About this task
From the data below, copy each line that includes the word "JSON".

[Recorded data]

========

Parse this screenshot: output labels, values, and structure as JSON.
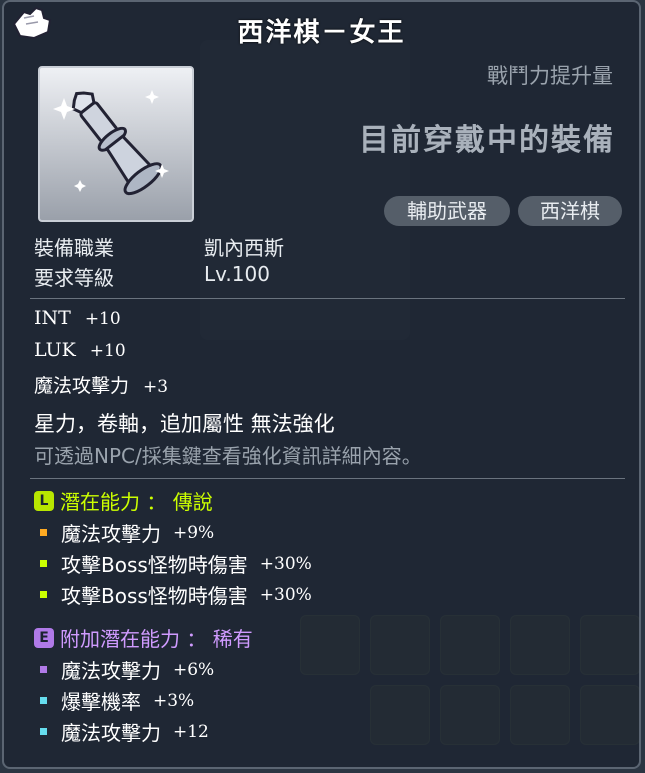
{
  "item": {
    "title": "西洋棋－女王",
    "power_label": "戰鬥力提升量",
    "equipped_label": "目前穿戴中的裝備",
    "tags": [
      "輔助武器",
      "西洋棋"
    ]
  },
  "requirements": [
    {
      "label": "裝備職業",
      "value": "凱內西斯"
    },
    {
      "label": "要求等級",
      "value": "Lv.100"
    }
  ],
  "stats": [
    {
      "name": "INT",
      "value": "+10"
    },
    {
      "name": "LUK",
      "value": "+10"
    },
    {
      "name": "魔法攻擊力",
      "value": "+3"
    }
  ],
  "notes": {
    "enhance": "星力，卷軸，追加屬性 無法強化",
    "hint": "可透過NPC/採集鍵查看強化資訊詳細內容。"
  },
  "potential": {
    "badge": "L",
    "header": "潛在能力 ： 傳說",
    "lines": [
      {
        "name": "魔法攻擊力",
        "value": "+9%",
        "dot_color": "#ffaa22"
      },
      {
        "name": "攻擊Boss怪物時傷害",
        "value": "+30%",
        "dot_color": "#ccff00"
      },
      {
        "name": "攻擊Boss怪物時傷害",
        "value": "+30%",
        "dot_color": "#ccff00"
      }
    ]
  },
  "additional_potential": {
    "badge": "E",
    "header": "附加潛在能力 ： 稀有",
    "lines": [
      {
        "name": "魔法攻擊力",
        "value": "+6%",
        "dot_color": "#b07ae8"
      },
      {
        "name": "爆擊機率",
        "value": "+3%",
        "dot_color": "#66ddee"
      },
      {
        "name": "魔法攻擊力",
        "value": "+12",
        "dot_color": "#66ddee"
      }
    ]
  }
}
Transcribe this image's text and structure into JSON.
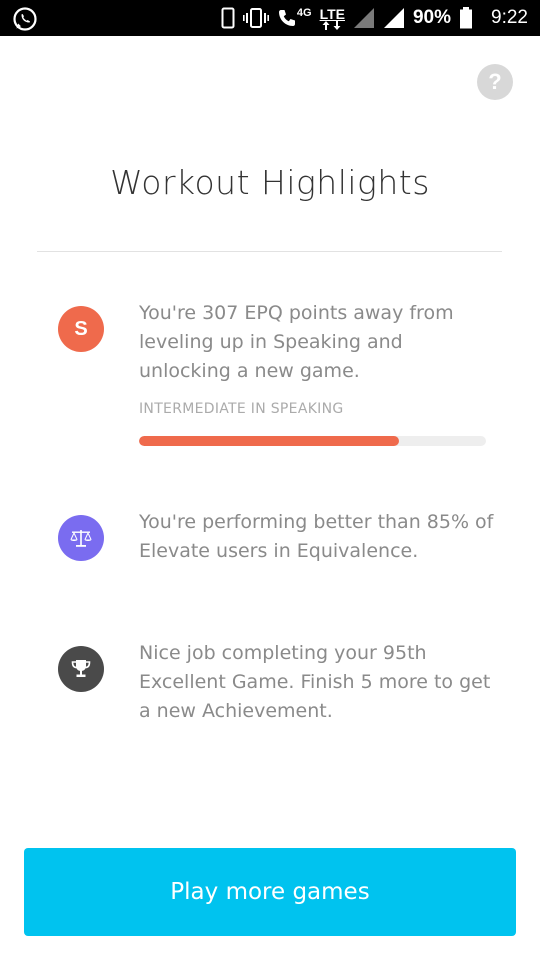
{
  "status_bar": {
    "network_type": "4G",
    "network_label": "LTE",
    "battery_percent": "90%",
    "time": "9:22",
    "icons": [
      "whatsapp-icon",
      "phone-icon",
      "vibrate-icon",
      "call-icon",
      "signal-icon",
      "signal-icon",
      "battery-icon"
    ]
  },
  "help": {
    "label": "?"
  },
  "title": "Workout Highlights",
  "highlights": [
    {
      "icon_letter": "S",
      "icon": "speaking-badge-icon",
      "text": "You're 307 EPQ points away from leveling up in Speaking and unlocking a new game.",
      "progress_label": "INTERMEDIATE IN SPEAKING",
      "progress": 0.75,
      "color": "#ef6a4c"
    },
    {
      "icon": "scale-icon",
      "text": "You're performing better than 85% of Elevate users in Equivalence.",
      "color": "#7a6cf0"
    },
    {
      "icon": "trophy-icon",
      "text": "Nice job completing your 95th Excellent Game. Finish 5 more to get a new Achievement.",
      "color": "#4a4a4a"
    }
  ],
  "play_button": {
    "label": "Play more games",
    "color": "#00c3ef"
  }
}
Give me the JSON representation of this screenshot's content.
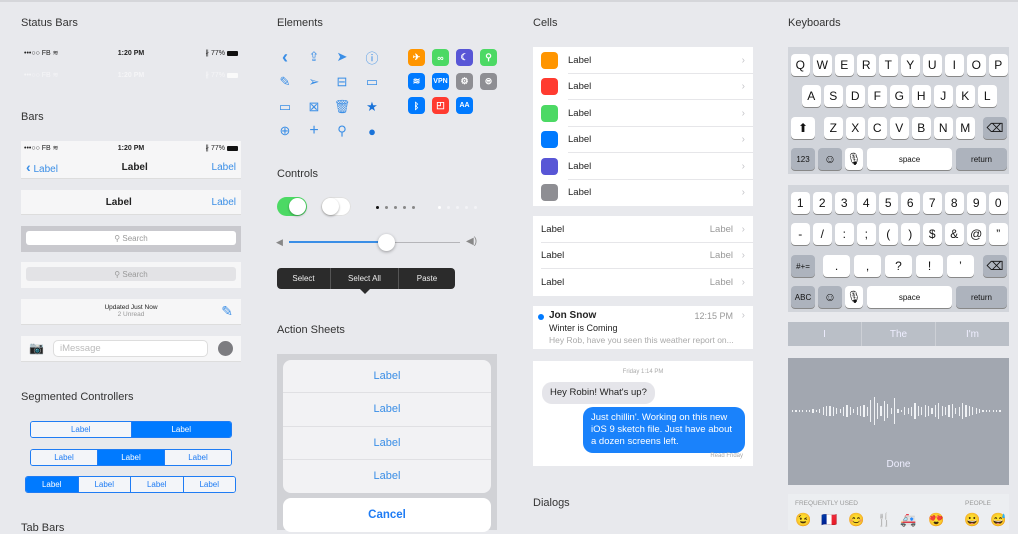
{
  "sections": {
    "status_bars": "Status Bars",
    "bars": "Bars",
    "segmented": "Segmented Controllers",
    "tab_bars": "Tab Bars",
    "elements": "Elements",
    "controls": "Controls",
    "action_sheets": "Action Sheets",
    "cells": "Cells",
    "dialogs": "Dialogs",
    "keyboards": "Keyboards"
  },
  "status": {
    "carrier": "•••○○ FB",
    "time": "1:20 PM",
    "battery": "77%"
  },
  "nav": {
    "back": "Label",
    "title": "Label",
    "right": "Label"
  },
  "nav2": {
    "title": "Label",
    "right": "Label"
  },
  "search": {
    "placeholder": "Search"
  },
  "toolbar": {
    "title": "Updated Just Now",
    "subtitle": "2 Unread"
  },
  "imessage": {
    "placeholder": "iMessage"
  },
  "segmented": [
    [
      "Label",
      "Label"
    ],
    [
      "Label",
      "Label",
      "Label"
    ],
    [
      "Label",
      "Label",
      "Label",
      "Label"
    ]
  ],
  "controls": {
    "slider_value": 0.57,
    "page_index": 0,
    "page_count": 5
  },
  "edit_menu": [
    "Select",
    "Select All",
    "Paste"
  ],
  "action_sheet": {
    "items": [
      "Label",
      "Label",
      "Label",
      "Label"
    ],
    "cancel": "Cancel"
  },
  "cells": {
    "icon_cells": [
      {
        "label": "Label",
        "color": "#ff9500"
      },
      {
        "label": "Label",
        "color": "#ff3b30"
      },
      {
        "label": "Label",
        "color": "#4cd964"
      },
      {
        "label": "Label",
        "color": "#007aff"
      },
      {
        "label": "Label",
        "color": "#5856d6"
      },
      {
        "label": "Label",
        "color": "#8e8e93"
      }
    ],
    "detail_cells": [
      {
        "label": "Label",
        "detail": "Label"
      },
      {
        "label": "Label",
        "detail": "Label"
      },
      {
        "label": "Label",
        "detail": "Label"
      }
    ],
    "mail": {
      "sender": "Jon Snow",
      "time": "12:15 PM",
      "subject": "Winter is Coming",
      "preview": "Hey Rob, have you seen this weather report on..."
    }
  },
  "messages": {
    "timestamp": "Friday 1:14 PM",
    "incoming": "Hey Robin! What's up?",
    "outgoing": "Just chillin'. Working on this new iOS 9 sketch file. Just have about a dozen screens left.",
    "read": "Read Friday"
  },
  "keyboard": {
    "row1": [
      "Q",
      "W",
      "E",
      "R",
      "T",
      "Y",
      "U",
      "I",
      "O",
      "P"
    ],
    "row2": [
      "A",
      "S",
      "D",
      "F",
      "G",
      "H",
      "J",
      "K",
      "L"
    ],
    "row3": [
      "Z",
      "X",
      "C",
      "V",
      "B",
      "N",
      "M"
    ],
    "num": "123",
    "space": "space",
    "return": "return",
    "nrow1": [
      "1",
      "2",
      "3",
      "4",
      "5",
      "6",
      "7",
      "8",
      "9",
      "0"
    ],
    "nrow2": [
      "-",
      "/",
      ":",
      ";",
      "(",
      ")",
      "$",
      "&",
      "@",
      "”"
    ],
    "nrow3": [
      ".",
      ",",
      "?",
      "!",
      "’"
    ],
    "sym": "#+=",
    "abc": "ABC"
  },
  "suggestions": [
    "I",
    "The",
    "I'm"
  ],
  "dictation": {
    "done": "Done"
  },
  "emoji": {
    "frequent": "FREQUENTLY USED",
    "people": "PEOPLE",
    "items": [
      "😉",
      "🇫🇷",
      "😊",
      "🍴",
      "🚑",
      "😍",
      "😀",
      "😅"
    ]
  }
}
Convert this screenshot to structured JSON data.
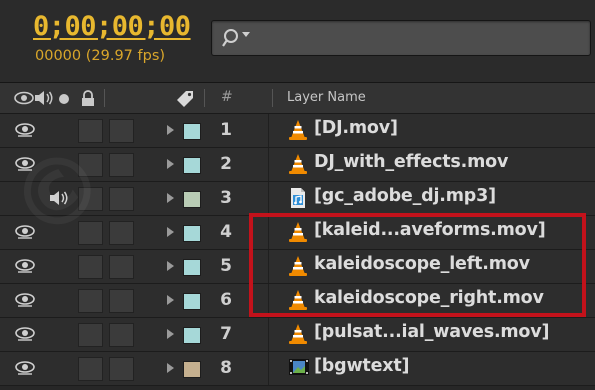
{
  "timecode": "0;00;00;00",
  "frame_info": "00000 (29.97 fps)",
  "search": {
    "placeholder": ""
  },
  "header": {
    "hash": "#",
    "layer_name": "Layer Name"
  },
  "colors": {
    "timecode": "#e8b82f",
    "highlight": "#c3121b",
    "swatch_teal": "#a6d8d8",
    "swatch_gray_green": "#b9ccb5",
    "swatch_tan": "#c5b08f"
  },
  "layers": [
    {
      "num": "1",
      "name": "[DJ.mov]",
      "type": "vlc-icon",
      "eye": true,
      "audio": false,
      "swatch": "#a6d8d8"
    },
    {
      "num": "2",
      "name": "DJ_with_effects.mov",
      "type": "vlc-icon",
      "eye": true,
      "audio": false,
      "swatch": "#a6d8d8"
    },
    {
      "num": "3",
      "name": "[gc_adobe_dj.mp3]",
      "type": "audio-file-icon",
      "eye": false,
      "audio": true,
      "swatch": "#b9ccb5"
    },
    {
      "num": "4",
      "name": "[kaleid...aveforms.mov]",
      "type": "vlc-icon",
      "eye": true,
      "audio": false,
      "swatch": "#a6d8d8"
    },
    {
      "num": "5",
      "name": "kaleidoscope_left.mov",
      "type": "vlc-icon",
      "eye": true,
      "audio": false,
      "swatch": "#a6d8d8"
    },
    {
      "num": "6",
      "name": "kaleidoscope_right.mov",
      "type": "vlc-icon",
      "eye": true,
      "audio": false,
      "swatch": "#a6d8d8"
    },
    {
      "num": "7",
      "name": "[pulsat...ial_waves.mov]",
      "type": "vlc-icon",
      "eye": true,
      "audio": false,
      "swatch": "#a6d8d8"
    },
    {
      "num": "8",
      "name": "[bgwtext]",
      "type": "image-sequence-icon",
      "eye": true,
      "audio": false,
      "swatch": "#c5b08f"
    }
  ]
}
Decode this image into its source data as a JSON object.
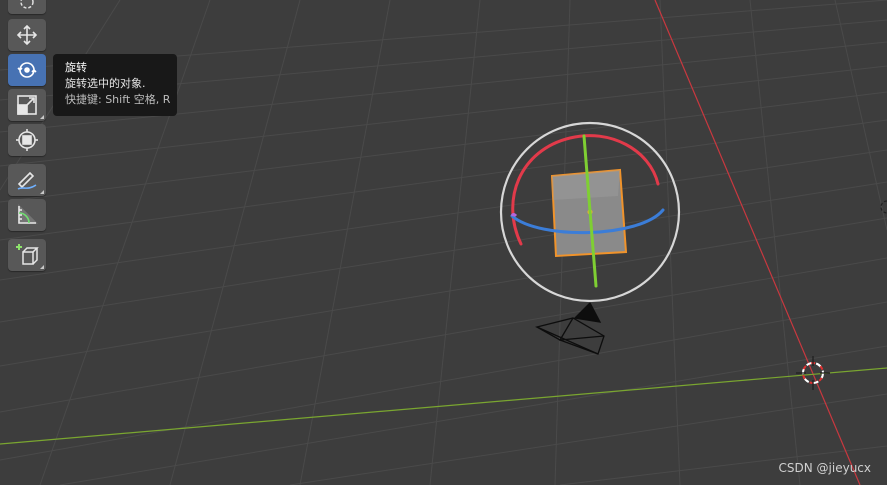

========

Response to the exercise
Parse this screenshot: output labels, values, and structure as JSON.
Transcribe this image's text and structure into JSON.
Give me the JSON representation of this screenshot's content.
Convert this screenshot to structured JSON data.
Decode this image into its source data as a JSON object.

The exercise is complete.